* **Task details**: Where a line in the records below includes "отделениях", pull that line out.

┌─ Data shown

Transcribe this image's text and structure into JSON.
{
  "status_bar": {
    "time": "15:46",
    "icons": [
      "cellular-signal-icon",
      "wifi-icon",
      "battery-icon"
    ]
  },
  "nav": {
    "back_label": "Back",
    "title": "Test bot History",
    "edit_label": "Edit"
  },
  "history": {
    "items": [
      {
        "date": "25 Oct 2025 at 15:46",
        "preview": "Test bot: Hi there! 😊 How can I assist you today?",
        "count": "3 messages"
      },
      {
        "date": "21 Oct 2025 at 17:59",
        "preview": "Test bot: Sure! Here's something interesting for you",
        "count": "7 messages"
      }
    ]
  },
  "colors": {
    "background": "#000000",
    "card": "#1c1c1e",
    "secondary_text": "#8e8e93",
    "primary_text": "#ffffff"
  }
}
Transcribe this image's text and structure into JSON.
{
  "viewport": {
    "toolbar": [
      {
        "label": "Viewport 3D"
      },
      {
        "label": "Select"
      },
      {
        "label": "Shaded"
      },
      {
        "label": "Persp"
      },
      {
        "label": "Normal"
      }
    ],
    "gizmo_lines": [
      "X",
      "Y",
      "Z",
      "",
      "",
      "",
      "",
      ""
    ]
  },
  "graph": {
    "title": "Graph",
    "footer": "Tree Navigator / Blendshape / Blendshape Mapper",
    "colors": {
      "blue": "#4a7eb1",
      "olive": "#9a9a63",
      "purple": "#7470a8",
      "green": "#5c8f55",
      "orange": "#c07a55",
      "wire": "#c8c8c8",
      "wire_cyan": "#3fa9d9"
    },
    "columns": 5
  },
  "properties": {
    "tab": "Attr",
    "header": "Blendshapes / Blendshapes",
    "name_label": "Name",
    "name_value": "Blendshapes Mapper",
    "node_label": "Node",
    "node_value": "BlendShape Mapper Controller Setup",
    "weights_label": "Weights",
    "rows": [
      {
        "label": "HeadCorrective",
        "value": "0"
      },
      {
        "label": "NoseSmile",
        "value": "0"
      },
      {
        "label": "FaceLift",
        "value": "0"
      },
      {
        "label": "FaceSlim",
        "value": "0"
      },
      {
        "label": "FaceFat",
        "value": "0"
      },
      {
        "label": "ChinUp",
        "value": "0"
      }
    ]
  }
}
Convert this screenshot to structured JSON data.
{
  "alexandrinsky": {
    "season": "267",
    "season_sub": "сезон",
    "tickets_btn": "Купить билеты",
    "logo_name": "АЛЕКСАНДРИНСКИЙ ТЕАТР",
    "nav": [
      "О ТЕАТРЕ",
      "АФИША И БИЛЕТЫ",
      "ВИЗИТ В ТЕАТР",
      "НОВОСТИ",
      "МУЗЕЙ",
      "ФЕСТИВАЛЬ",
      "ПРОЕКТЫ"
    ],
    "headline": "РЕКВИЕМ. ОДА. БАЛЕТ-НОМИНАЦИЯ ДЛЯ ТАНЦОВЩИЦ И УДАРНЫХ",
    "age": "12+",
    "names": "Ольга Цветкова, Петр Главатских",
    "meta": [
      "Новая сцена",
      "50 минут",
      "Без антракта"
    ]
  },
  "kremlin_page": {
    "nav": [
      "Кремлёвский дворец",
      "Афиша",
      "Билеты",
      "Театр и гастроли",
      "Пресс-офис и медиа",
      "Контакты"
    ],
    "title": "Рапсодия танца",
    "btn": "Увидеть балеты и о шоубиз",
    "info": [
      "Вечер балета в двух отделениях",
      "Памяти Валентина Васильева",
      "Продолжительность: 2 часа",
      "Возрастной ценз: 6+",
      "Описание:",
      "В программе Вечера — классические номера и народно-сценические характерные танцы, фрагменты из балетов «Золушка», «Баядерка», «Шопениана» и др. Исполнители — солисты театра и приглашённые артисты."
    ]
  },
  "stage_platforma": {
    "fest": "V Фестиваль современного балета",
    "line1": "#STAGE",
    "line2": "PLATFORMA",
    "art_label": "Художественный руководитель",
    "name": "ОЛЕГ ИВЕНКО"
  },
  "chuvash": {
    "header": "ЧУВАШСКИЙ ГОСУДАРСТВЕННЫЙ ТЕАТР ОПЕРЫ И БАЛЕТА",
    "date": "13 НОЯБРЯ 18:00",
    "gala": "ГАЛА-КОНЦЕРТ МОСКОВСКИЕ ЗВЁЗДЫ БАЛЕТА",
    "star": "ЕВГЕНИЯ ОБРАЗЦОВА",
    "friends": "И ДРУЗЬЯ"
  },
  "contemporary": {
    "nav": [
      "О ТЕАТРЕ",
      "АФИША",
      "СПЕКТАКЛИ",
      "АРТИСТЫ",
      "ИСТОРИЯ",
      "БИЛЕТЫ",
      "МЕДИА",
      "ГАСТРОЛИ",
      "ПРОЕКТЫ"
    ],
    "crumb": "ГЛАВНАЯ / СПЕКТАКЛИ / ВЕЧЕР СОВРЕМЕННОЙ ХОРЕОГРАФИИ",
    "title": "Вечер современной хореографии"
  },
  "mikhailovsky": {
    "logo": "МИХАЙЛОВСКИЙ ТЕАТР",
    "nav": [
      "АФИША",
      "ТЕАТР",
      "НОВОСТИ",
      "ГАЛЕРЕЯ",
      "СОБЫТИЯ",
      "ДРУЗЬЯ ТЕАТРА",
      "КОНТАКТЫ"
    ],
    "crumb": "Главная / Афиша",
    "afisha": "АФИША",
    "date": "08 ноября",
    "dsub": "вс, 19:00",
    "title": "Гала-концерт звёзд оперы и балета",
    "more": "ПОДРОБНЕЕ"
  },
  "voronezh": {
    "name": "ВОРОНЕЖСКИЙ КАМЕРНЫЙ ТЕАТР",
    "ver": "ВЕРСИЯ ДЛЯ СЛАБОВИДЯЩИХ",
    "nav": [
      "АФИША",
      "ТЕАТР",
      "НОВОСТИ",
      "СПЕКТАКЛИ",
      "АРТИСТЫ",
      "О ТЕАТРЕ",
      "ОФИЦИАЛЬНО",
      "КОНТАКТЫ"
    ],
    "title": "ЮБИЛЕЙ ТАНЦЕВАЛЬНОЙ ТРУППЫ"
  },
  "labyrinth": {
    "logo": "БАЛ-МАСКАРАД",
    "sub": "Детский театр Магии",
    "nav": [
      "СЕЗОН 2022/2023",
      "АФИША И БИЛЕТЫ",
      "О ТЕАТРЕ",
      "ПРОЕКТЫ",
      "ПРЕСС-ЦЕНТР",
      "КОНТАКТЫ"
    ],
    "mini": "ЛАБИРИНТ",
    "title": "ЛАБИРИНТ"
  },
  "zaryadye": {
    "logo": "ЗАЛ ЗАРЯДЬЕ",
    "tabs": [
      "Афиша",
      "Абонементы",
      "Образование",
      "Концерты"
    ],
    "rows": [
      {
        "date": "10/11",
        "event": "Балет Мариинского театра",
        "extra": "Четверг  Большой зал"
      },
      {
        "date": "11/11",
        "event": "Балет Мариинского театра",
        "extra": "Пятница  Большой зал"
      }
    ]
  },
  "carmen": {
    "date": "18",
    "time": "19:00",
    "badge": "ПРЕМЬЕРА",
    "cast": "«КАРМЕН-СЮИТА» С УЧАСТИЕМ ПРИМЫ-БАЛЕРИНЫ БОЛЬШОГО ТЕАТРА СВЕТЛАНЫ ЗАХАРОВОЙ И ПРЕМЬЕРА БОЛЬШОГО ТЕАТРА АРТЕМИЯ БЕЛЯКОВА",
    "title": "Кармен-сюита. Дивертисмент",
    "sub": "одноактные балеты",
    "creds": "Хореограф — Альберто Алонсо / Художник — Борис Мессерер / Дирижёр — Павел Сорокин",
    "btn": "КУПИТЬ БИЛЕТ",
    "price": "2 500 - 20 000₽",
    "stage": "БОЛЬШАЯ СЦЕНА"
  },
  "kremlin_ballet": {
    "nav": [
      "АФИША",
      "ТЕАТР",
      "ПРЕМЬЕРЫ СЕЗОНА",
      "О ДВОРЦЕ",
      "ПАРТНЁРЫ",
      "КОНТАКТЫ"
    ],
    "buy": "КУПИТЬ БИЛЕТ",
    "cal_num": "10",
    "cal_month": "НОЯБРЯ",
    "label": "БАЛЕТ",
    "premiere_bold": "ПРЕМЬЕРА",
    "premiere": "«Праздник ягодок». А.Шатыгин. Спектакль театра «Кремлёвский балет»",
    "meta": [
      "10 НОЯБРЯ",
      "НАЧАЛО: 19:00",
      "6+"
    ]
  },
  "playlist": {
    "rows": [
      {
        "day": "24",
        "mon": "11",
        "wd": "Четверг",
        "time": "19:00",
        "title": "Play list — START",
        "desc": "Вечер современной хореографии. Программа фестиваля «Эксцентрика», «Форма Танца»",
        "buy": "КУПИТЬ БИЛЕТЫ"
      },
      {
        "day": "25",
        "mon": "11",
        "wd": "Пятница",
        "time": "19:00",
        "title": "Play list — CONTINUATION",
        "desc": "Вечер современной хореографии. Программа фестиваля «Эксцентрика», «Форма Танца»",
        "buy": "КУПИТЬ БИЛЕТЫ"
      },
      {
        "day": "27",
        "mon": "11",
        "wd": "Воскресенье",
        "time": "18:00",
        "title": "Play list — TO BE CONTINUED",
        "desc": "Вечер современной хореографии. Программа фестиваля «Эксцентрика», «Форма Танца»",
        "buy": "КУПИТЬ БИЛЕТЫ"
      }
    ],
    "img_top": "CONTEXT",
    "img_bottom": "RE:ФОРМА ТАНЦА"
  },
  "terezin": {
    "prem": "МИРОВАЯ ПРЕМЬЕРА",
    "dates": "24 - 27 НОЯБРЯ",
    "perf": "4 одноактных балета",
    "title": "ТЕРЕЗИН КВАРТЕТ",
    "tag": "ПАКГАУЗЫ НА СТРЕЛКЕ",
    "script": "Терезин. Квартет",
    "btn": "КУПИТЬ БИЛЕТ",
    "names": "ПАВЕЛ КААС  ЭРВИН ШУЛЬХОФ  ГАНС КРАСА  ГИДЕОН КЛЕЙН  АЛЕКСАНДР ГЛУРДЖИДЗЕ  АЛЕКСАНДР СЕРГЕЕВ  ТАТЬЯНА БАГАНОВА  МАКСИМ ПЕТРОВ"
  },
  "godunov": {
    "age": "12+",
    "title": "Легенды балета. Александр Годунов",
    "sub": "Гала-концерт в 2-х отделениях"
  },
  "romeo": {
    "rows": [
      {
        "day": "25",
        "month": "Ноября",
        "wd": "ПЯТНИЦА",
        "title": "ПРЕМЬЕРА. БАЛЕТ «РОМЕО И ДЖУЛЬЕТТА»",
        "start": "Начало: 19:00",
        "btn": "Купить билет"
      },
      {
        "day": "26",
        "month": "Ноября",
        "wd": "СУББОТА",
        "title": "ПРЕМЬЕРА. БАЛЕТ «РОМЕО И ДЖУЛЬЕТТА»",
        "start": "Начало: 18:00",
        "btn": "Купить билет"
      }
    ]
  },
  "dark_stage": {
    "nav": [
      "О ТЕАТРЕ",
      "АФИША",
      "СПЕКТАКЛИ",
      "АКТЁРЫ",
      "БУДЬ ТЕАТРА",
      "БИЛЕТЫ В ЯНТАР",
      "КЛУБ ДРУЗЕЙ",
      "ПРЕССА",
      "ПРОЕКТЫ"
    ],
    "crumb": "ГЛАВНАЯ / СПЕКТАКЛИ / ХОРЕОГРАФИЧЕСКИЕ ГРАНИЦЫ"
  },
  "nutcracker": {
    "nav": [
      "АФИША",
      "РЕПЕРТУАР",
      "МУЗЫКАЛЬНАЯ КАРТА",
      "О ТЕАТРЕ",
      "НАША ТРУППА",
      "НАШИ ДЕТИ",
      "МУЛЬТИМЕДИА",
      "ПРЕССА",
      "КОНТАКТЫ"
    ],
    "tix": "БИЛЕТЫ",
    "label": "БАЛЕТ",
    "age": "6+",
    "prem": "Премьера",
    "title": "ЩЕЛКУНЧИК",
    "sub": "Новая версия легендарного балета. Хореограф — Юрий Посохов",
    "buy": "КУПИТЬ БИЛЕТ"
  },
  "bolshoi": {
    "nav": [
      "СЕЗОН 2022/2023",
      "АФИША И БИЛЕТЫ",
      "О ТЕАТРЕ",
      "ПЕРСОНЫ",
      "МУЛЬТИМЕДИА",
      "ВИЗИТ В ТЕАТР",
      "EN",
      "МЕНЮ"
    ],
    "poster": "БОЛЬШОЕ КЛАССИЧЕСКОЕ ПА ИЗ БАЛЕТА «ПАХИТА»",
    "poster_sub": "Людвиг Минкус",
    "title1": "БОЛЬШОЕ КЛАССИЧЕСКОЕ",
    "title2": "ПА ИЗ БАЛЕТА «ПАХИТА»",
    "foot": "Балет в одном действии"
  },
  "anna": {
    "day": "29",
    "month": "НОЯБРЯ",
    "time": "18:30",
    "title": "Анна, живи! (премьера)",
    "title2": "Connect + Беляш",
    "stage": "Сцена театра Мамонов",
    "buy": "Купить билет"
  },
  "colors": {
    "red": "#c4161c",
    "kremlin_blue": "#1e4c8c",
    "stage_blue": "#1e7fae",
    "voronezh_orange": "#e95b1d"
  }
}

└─

* **Solution**:
      "Вечер балета в двух отделениях",
    "sub": "Гала-концерт в 2-х отделениях"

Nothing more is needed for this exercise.